=== PROMPT ===
Copy each line of the material in which the word "Arun" appears.

========================

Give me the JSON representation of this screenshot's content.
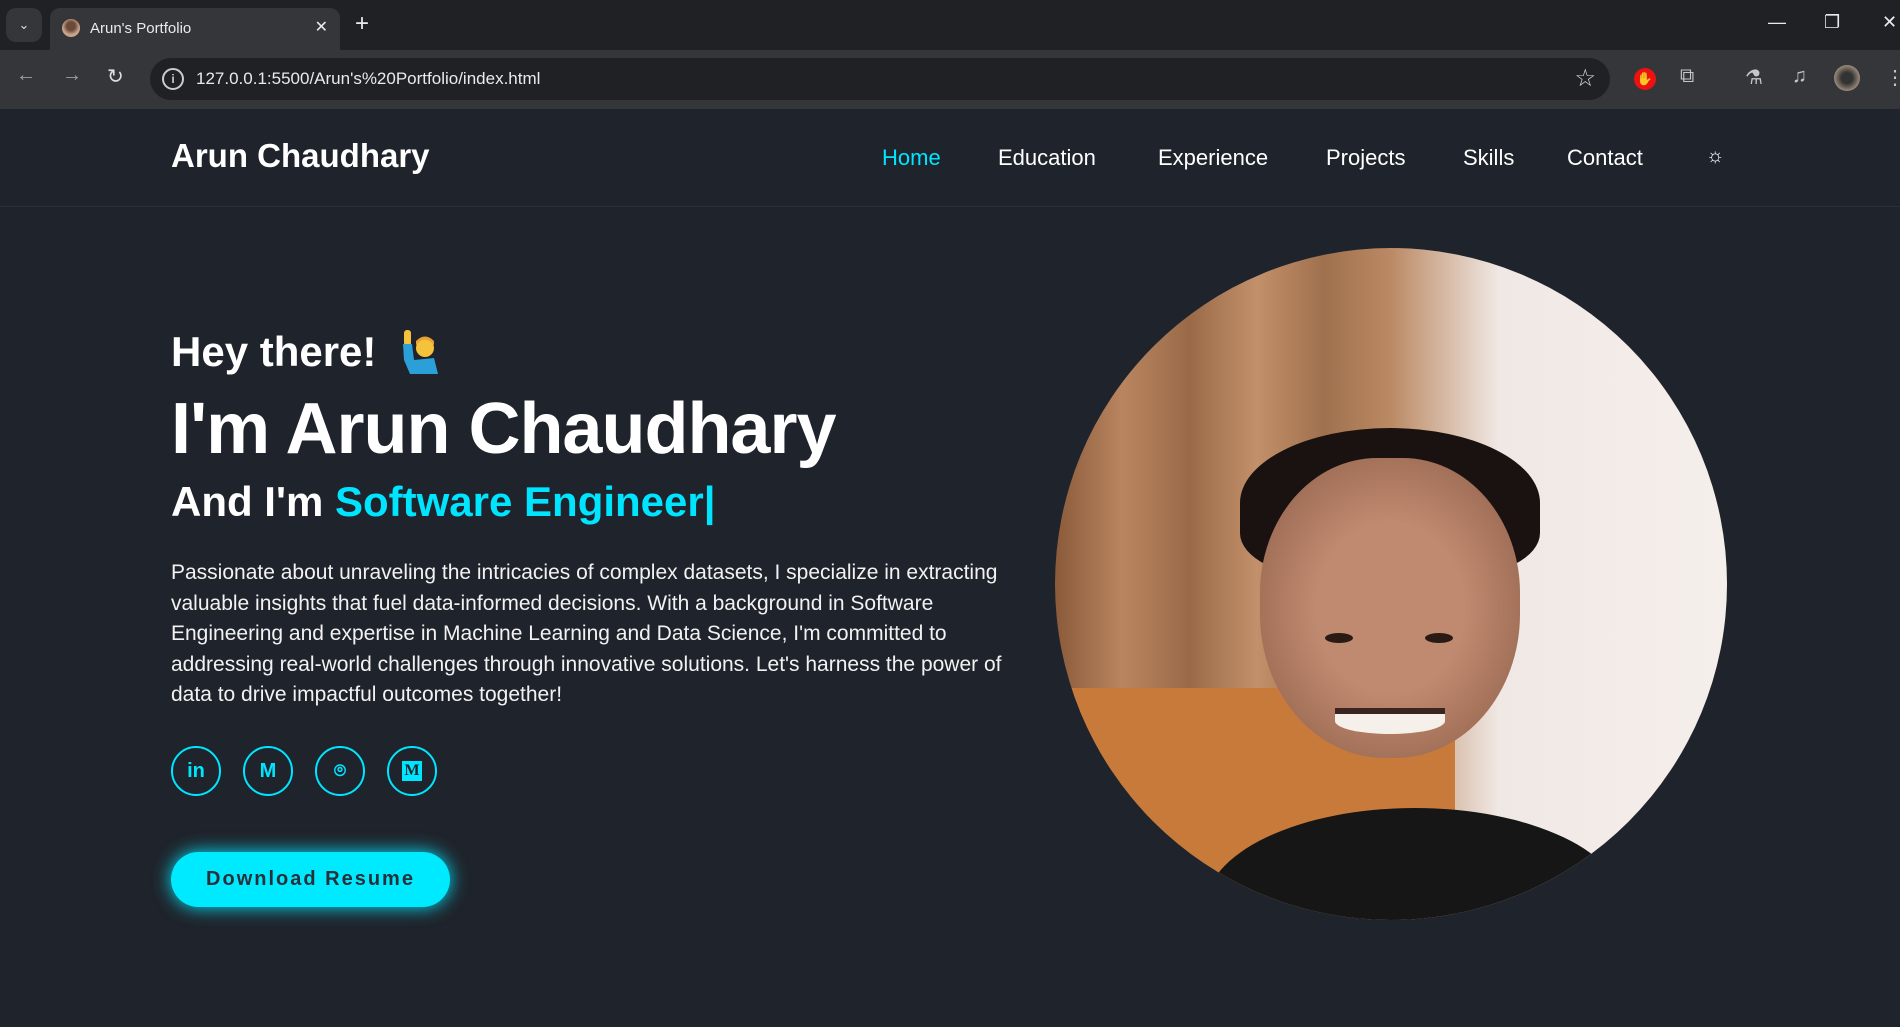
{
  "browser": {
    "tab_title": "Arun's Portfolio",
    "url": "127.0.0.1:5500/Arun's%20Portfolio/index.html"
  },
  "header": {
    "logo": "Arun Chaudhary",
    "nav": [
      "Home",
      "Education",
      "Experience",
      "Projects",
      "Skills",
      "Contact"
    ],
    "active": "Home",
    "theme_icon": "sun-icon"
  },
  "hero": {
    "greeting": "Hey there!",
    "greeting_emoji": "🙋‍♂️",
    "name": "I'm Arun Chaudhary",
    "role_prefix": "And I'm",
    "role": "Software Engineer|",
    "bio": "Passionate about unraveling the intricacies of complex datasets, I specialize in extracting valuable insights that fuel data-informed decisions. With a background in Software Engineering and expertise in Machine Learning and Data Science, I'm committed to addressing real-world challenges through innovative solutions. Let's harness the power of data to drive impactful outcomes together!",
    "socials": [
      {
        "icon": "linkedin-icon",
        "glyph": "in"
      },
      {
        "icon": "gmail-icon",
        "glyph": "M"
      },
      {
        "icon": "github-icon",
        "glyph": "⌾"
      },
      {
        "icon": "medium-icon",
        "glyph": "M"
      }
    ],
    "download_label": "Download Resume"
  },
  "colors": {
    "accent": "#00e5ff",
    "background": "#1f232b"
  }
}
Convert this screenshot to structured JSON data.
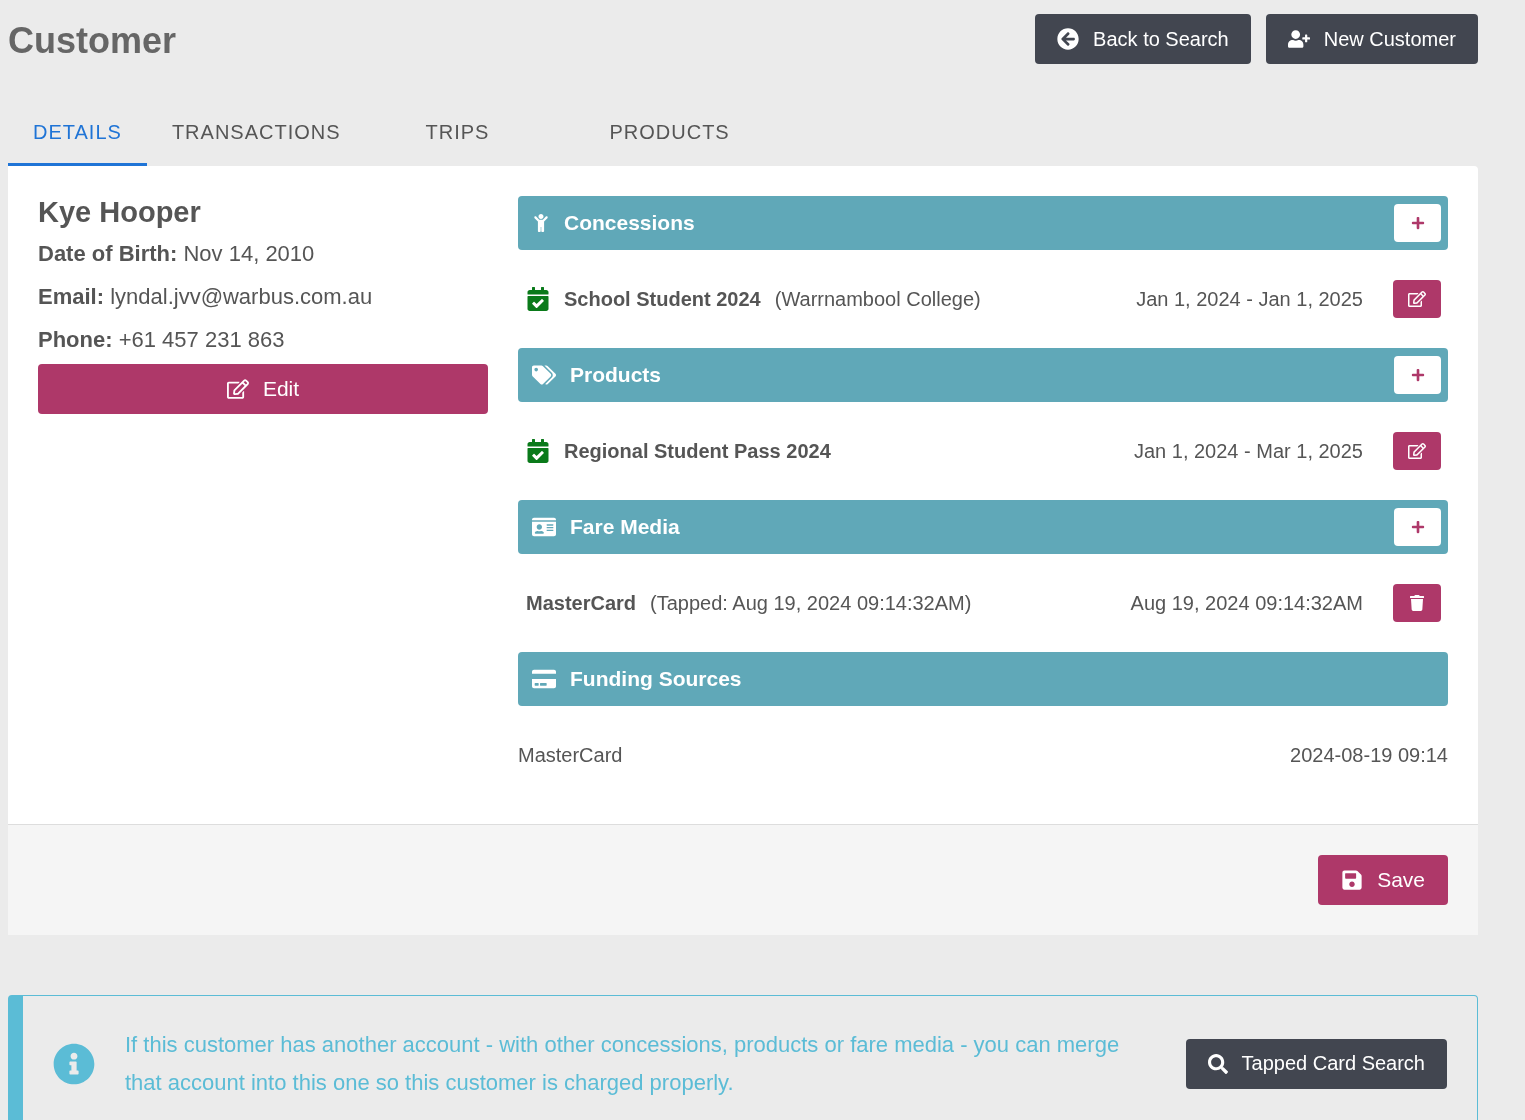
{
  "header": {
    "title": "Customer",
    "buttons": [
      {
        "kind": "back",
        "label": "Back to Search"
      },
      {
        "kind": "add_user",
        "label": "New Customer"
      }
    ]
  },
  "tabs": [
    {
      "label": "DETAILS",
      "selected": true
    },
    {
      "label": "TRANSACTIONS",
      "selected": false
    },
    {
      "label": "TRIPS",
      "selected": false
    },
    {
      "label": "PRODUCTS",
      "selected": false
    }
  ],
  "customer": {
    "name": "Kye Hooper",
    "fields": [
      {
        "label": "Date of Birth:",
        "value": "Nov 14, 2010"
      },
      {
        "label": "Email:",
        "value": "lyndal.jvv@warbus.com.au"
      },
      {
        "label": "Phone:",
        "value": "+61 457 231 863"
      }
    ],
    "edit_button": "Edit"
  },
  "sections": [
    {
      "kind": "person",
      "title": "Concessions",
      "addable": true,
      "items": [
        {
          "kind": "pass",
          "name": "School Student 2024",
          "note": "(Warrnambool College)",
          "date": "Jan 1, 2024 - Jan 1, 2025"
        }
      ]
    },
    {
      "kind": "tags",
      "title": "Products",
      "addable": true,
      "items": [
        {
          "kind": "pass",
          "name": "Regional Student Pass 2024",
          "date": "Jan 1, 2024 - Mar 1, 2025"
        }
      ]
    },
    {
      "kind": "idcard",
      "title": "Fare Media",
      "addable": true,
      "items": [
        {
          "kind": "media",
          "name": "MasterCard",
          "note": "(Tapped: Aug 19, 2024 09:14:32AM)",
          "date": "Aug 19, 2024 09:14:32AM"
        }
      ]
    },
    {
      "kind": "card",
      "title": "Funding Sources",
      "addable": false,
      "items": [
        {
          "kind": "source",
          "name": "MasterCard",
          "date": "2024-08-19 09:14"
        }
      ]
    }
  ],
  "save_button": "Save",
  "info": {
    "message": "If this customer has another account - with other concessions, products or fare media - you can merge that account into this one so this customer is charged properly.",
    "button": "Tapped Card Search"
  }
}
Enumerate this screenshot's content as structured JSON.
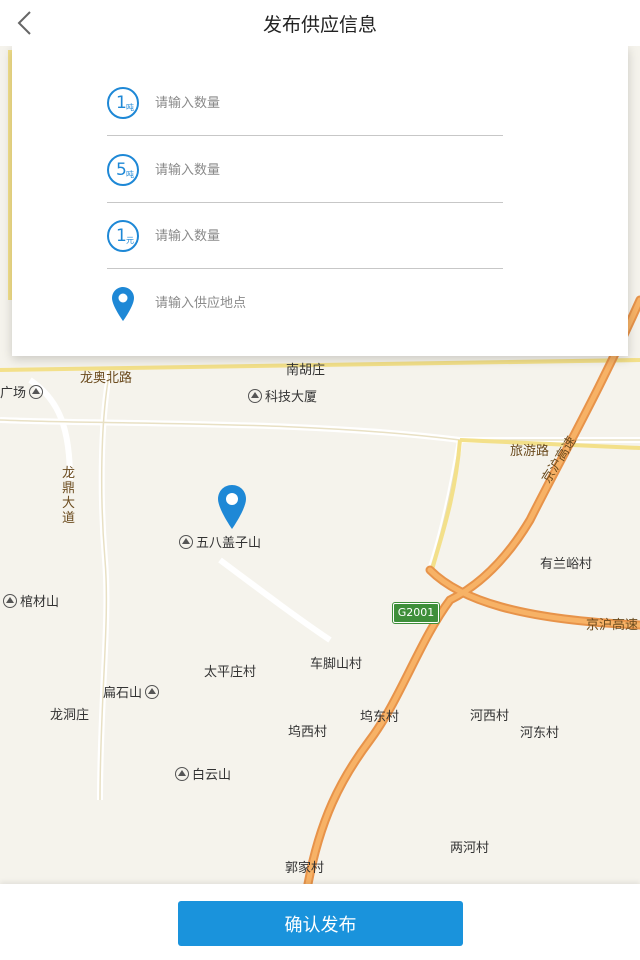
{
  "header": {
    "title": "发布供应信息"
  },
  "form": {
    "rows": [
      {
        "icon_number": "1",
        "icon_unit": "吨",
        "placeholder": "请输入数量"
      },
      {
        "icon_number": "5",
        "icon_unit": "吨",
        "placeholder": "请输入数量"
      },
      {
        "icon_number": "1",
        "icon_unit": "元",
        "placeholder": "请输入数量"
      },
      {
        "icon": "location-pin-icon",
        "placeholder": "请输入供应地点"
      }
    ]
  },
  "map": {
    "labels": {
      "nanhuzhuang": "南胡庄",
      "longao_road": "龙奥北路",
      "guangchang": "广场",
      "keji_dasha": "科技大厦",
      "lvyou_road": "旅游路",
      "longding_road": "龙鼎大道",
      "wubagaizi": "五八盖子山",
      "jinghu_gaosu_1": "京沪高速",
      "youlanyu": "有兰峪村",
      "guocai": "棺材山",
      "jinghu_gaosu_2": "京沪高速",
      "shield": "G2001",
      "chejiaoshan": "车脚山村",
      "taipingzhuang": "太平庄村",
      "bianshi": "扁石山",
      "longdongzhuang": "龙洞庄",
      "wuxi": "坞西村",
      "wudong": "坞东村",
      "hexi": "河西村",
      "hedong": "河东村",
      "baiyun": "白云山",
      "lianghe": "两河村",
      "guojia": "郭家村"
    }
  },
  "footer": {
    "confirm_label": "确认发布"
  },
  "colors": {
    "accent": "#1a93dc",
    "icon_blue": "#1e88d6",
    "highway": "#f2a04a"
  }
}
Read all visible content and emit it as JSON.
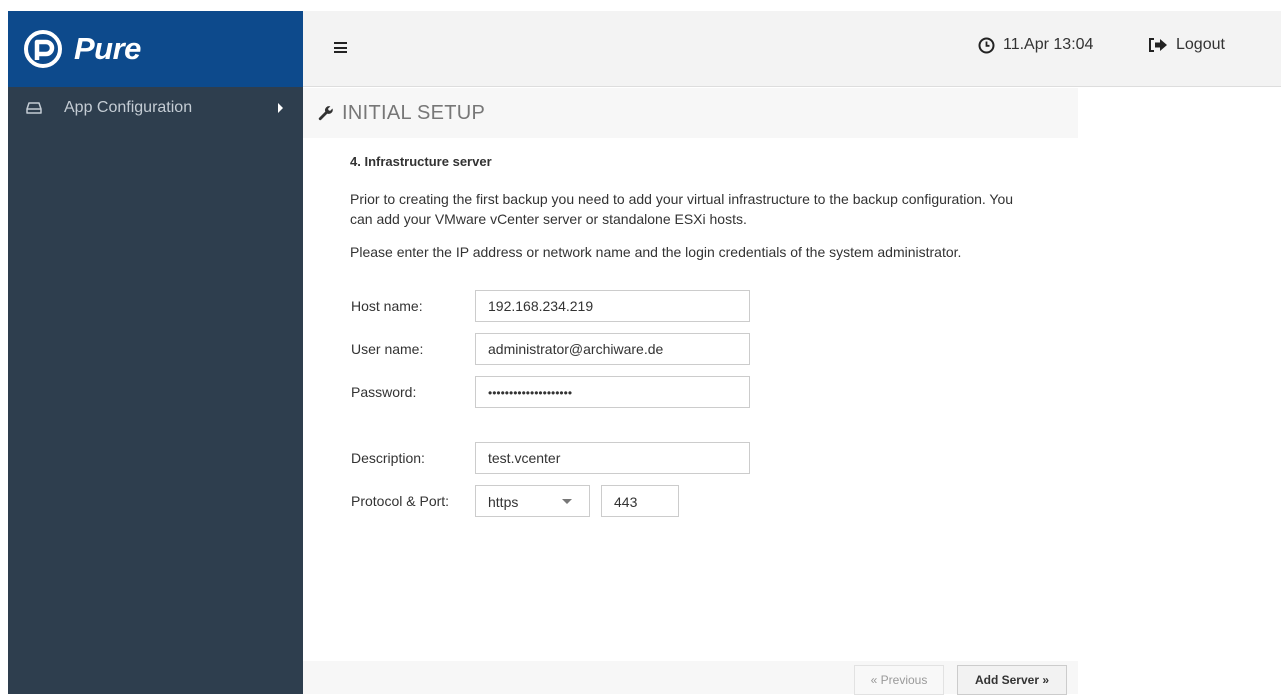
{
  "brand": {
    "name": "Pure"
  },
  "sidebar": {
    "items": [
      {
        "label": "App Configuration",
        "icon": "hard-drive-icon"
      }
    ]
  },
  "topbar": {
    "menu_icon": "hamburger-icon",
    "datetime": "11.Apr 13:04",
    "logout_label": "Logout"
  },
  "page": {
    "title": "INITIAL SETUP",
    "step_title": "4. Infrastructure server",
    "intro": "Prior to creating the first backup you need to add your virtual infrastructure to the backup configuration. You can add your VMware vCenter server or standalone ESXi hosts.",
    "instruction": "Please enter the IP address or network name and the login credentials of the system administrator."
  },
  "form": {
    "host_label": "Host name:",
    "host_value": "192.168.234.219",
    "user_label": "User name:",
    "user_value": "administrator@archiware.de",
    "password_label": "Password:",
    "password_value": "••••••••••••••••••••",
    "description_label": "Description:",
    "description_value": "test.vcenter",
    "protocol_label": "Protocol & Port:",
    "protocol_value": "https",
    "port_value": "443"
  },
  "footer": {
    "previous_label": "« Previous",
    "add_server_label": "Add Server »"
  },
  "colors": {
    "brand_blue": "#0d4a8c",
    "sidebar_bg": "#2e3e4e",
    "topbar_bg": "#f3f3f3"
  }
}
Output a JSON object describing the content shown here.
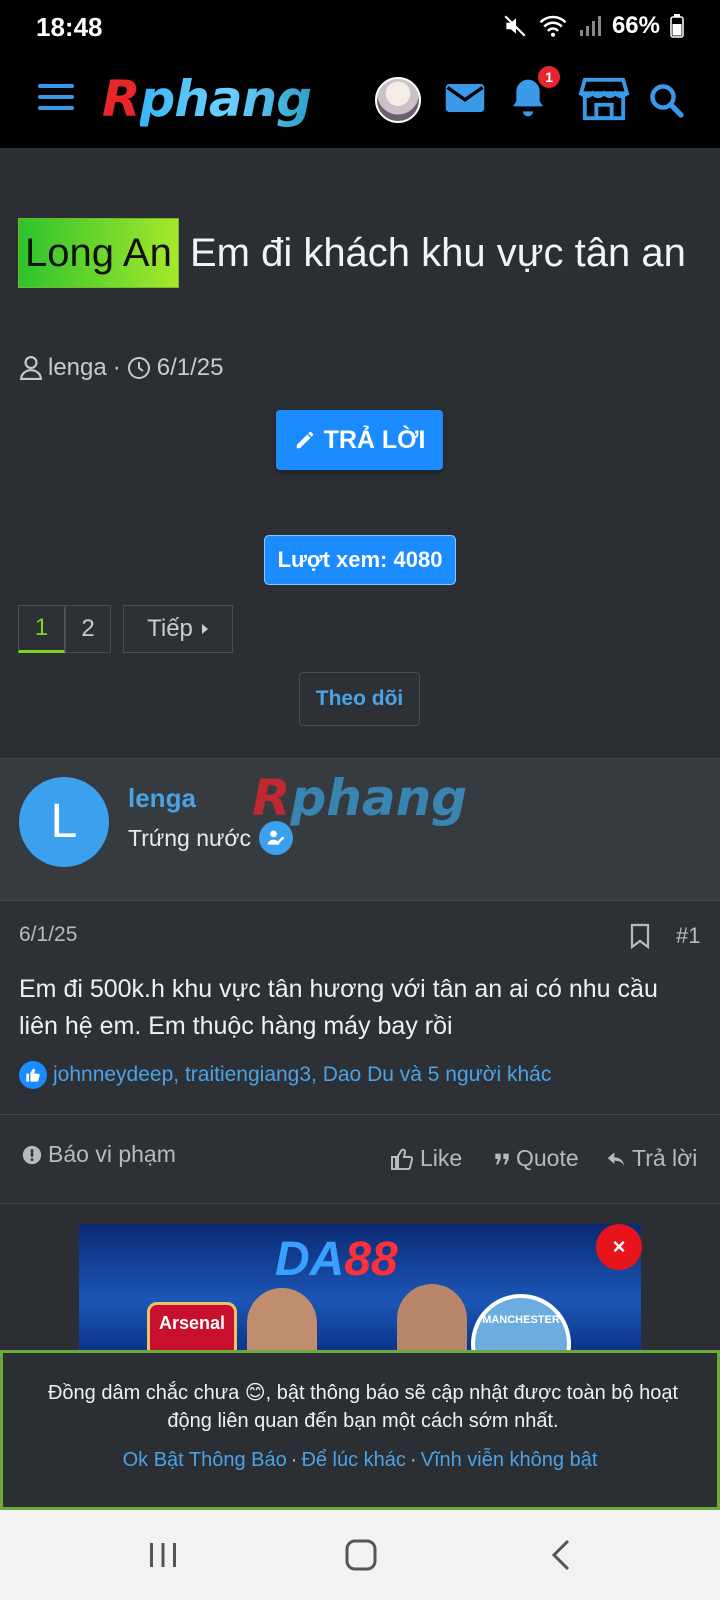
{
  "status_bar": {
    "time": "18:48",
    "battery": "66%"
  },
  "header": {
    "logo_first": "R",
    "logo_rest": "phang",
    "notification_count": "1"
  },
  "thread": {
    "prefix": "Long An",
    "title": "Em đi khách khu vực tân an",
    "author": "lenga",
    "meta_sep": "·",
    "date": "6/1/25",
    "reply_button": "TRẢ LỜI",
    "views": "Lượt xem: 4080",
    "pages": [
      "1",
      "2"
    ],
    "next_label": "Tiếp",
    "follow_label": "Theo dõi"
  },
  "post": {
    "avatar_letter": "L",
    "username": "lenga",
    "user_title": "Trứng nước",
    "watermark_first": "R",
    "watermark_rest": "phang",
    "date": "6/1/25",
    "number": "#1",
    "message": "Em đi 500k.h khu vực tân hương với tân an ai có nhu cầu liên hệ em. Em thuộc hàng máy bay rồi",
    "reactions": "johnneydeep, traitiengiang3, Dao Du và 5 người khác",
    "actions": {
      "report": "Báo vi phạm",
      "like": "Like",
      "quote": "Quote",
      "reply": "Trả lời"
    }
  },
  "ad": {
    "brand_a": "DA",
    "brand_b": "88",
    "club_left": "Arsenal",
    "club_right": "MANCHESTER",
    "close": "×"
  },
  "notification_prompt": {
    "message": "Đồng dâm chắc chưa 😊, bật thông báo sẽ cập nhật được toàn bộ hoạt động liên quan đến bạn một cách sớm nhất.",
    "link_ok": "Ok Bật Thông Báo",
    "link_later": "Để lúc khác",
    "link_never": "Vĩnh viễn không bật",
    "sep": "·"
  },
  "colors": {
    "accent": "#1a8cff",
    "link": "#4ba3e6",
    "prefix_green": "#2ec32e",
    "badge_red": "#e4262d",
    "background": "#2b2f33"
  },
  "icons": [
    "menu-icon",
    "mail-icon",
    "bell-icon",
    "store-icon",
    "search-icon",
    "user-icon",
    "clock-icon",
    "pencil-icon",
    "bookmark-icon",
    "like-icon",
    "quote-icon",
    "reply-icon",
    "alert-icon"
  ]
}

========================

=== YOUR SOLUTION ===
    "tab_title": "Arun's Portfolio",
    "url": "127.0.0.1:5500/Arun's%20Portfolio/index.html"
    "logo": "Arun Chaudhary",
    "name": "I'm Arun Chaudhary",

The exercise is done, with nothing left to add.